:: EXERCISE ::
Reproduce every entry exactly.
BEGIN PROVIDED ENTRIES
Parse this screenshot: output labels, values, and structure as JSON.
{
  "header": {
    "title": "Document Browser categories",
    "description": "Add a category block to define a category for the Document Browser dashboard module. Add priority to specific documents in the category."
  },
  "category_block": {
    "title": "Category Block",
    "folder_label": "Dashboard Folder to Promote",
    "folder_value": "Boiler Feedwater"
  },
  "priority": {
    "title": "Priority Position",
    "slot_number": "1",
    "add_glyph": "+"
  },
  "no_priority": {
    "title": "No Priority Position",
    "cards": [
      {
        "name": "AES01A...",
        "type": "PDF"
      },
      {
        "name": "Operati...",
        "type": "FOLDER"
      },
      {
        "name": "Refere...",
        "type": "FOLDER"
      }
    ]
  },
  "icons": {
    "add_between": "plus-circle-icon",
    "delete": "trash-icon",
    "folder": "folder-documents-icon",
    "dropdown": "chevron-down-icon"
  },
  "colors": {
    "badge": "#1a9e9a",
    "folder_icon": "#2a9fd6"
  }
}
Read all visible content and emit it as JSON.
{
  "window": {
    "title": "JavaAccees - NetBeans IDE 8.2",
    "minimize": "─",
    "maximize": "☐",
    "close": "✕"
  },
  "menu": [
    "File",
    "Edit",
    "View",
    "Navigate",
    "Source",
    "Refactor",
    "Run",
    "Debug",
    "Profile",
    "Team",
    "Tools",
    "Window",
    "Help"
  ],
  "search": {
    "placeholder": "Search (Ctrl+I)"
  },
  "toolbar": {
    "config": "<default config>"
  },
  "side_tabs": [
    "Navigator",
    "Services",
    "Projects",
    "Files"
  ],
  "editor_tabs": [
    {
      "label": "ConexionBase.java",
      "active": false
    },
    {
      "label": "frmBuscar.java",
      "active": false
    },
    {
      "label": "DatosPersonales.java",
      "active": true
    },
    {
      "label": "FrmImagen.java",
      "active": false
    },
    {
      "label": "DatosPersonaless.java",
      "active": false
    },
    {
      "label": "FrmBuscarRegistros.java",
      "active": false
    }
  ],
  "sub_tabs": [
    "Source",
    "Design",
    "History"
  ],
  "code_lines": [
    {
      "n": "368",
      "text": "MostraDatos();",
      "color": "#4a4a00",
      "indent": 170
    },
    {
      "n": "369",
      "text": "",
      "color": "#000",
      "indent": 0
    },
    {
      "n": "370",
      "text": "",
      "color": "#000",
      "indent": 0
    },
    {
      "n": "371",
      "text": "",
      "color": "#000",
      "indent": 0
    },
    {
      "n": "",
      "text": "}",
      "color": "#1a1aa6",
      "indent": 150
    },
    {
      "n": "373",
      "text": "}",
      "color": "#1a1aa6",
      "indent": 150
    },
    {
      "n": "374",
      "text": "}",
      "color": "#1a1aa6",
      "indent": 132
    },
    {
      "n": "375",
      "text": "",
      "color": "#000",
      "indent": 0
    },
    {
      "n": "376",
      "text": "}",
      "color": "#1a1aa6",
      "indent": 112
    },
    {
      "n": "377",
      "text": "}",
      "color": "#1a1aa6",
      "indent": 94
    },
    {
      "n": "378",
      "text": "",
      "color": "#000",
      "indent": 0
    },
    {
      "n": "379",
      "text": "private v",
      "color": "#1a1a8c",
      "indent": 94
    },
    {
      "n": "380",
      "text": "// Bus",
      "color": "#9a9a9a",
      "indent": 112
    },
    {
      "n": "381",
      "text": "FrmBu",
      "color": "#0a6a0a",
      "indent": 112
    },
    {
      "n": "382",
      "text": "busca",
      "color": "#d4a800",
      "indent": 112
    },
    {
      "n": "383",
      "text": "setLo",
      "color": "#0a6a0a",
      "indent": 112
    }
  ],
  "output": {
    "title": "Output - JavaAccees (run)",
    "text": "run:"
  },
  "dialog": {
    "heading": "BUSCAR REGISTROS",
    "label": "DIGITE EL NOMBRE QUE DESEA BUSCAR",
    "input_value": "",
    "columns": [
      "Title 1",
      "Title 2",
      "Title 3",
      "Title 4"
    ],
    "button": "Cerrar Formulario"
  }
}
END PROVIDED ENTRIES
:: RESPONSE TO THE TASK ::
Parse this screenshot: output labels, values, and structure as JSON.
{
  "header": {
    "title": "Document Browser categories",
    "description": "Add a category block to define a category for the Document Browser dashboard module. Add priority to specific documents in the category."
  },
  "category_block": {
    "title": "Category Block",
    "folder_label": "Dashboard Folder to Promote",
    "folder_value": "Boiler Feedwater"
  },
  "priority": {
    "title": "Priority Position",
    "slot_number": "1",
    "add_glyph": "+"
  },
  "no_priority": {
    "title": "No Priority Position",
    "cards": [
      {
        "name": "AES01A...",
        "type": "PDF"
      },
      {
        "name": "Operati...",
        "type": "FOLDER"
      },
      {
        "name": "Refere...",
        "type": "FOLDER"
      }
    ]
  },
  "icons": {
    "add_between": "plus-circle-icon",
    "delete": "trash-icon",
    "folder": "folder-documents-icon",
    "dropdown": "chevron-down-icon"
  },
  "colors": {
    "badge": "#1a9e9a",
    "folder_icon": "#2a9fd6"
  }
}
Read all visible content and emit it as JSON.
{
  "window": {
    "title": "JavaAccees - NetBeans IDE 8.2",
    "minimize": "─",
    "maximize": "☐",
    "close": "✕"
  },
  "menu": [
    "File",
    "Edit",
    "View",
    "Navigate",
    "Source",
    "Refactor",
    "Run",
    "Debug",
    "Profile",
    "Team",
    "Tools",
    "Window",
    "Help"
  ],
  "search": {
    "placeholder": "Search (Ctrl+I)"
  },
  "toolbar": {
    "config": "<default config>"
  },
  "side_tabs": [
    "Navigator",
    "Services",
    "Projects",
    "Files"
  ],
  "editor_tabs": [
    {
      "label": "ConexionBase.java",
      "active": false
    },
    {
      "label": "frmBuscar.java",
      "active": false
    },
    {
      "label": "DatosPersonales.java",
      "active": true
    },
    {
      "label": "FrmImagen.java",
      "active": false
    },
    {
      "label": "DatosPersonaless.java",
      "active": false
    },
    {
      "label": "FrmBuscarRegistros.java",
      "active": false
    }
  ],
  "sub_tabs": [
    "Source",
    "Design",
    "History"
  ],
  "code_lines": [
    {
      "n": "368",
      "text": "MostraDatos();",
      "color": "#4a4a00",
      "indent": 170
    },
    {
      "n": "369",
      "text": "",
      "color": "#000",
      "indent": 0
    },
    {
      "n": "370",
      "text": "",
      "color": "#000",
      "indent": 0
    },
    {
      "n": "371",
      "text": "",
      "color": "#000",
      "indent": 0
    },
    {
      "n": "",
      "text": "}",
      "color": "#1a1aa6",
      "indent": 150
    },
    {
      "n": "373",
      "text": "}",
      "color": "#1a1aa6",
      "indent": 150
    },
    {
      "n": "374",
      "text": "}",
      "color": "#1a1aa6",
      "indent": 132
    },
    {
      "n": "375",
      "text": "",
      "color": "#000",
      "indent": 0
    },
    {
      "n": "376",
      "text": "}",
      "color": "#1a1aa6",
      "indent": 112
    },
    {
      "n": "377",
      "text": "}",
      "color": "#1a1aa6",
      "indent": 94
    },
    {
      "n": "378",
      "text": "",
      "color": "#000",
      "indent": 0
    },
    {
      "n": "379",
      "text": "private v",
      "color": "#1a1a8c",
      "indent": 94
    },
    {
      "n": "380",
      "text": "// Bus",
      "color": "#9a9a9a",
      "indent": 112
    },
    {
      "n": "381",
      "text": "FrmBu",
      "color": "#0a6a0a",
      "indent": 112
    },
    {
      "n": "382",
      "text": "busca",
      "color": "#d4a800",
      "indent": 112
    },
    {
      "n": "383",
      "text": "setLo",
      "color": "#0a6a0a",
      "indent": 112
    }
  ],
  "output": {
    "title": "Output - JavaAccees (run)",
    "text": "run:"
  },
  "dialog": {
    "heading": "BUSCAR REGISTROS",
    "label": "DIGITE EL NOMBRE QUE DESEA BUSCAR",
    "input_value": "",
    "columns": [
      "Title 1",
      "Title 2",
      "Title 3",
      "Title 4"
    ],
    "button": "Cerrar Formulario"
  }
}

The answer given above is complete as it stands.